МИНФИН РОССИИ - Когда мы говорим, что при формировании бюджета закладываем цену на нефть 40 долларов за баррель, все дополнительные нефтегазовые доходы, которые получаем сверх этой цены (только от нефти и газа, конъюнктурные доходы), мы не тратим, а сберегаем. Не разгоняем тем самым расходные обязательства.
BLOOMBERG - Russia’s oil and gas index may gain another 20 to 30 percent this year as investors have yet to price in Brent at $70 per barrel, according to Sberbank CIB. "The sell side is assuming an average oil price of $55 per barrel for 2018,” the bank’s analysts said in a Jan. 15 note. "Should the oil price stay at the current level, we will see a wave of earnings upgrades.”
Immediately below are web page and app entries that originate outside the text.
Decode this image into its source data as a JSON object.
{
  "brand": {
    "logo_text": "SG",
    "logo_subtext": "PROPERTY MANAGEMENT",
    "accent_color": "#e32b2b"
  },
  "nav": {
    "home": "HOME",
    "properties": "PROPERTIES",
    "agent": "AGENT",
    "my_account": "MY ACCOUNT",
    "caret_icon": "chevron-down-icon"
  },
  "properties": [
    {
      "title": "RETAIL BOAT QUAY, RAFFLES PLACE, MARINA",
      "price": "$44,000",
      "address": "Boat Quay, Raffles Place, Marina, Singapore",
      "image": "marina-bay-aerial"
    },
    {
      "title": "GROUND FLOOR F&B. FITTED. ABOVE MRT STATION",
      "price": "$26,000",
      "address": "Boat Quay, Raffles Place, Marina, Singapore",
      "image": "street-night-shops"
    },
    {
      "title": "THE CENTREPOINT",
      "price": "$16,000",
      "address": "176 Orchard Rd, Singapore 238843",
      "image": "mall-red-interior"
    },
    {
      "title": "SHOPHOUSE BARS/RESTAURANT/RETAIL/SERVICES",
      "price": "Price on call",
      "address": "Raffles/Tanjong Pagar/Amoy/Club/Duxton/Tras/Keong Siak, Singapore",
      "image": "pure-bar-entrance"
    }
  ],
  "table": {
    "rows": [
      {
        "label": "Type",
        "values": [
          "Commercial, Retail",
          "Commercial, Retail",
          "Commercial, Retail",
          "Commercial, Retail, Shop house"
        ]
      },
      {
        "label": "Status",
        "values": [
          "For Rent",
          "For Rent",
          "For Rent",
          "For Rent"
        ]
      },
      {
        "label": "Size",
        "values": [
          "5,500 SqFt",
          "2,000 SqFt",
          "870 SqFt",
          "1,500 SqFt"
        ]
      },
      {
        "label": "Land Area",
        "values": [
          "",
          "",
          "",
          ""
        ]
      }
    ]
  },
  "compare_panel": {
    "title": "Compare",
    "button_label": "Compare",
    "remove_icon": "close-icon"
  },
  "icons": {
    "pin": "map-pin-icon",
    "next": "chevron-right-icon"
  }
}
EIA - EIA forecasts that total fossil fuels production in the United States will average almost 73 quadrillion British thermal units (Btu) in 2018, the highest level of production on record. EIA expects total fossil fuel production to then set another record in 2019, with production forecast to rise to 75 quadrillion Btu.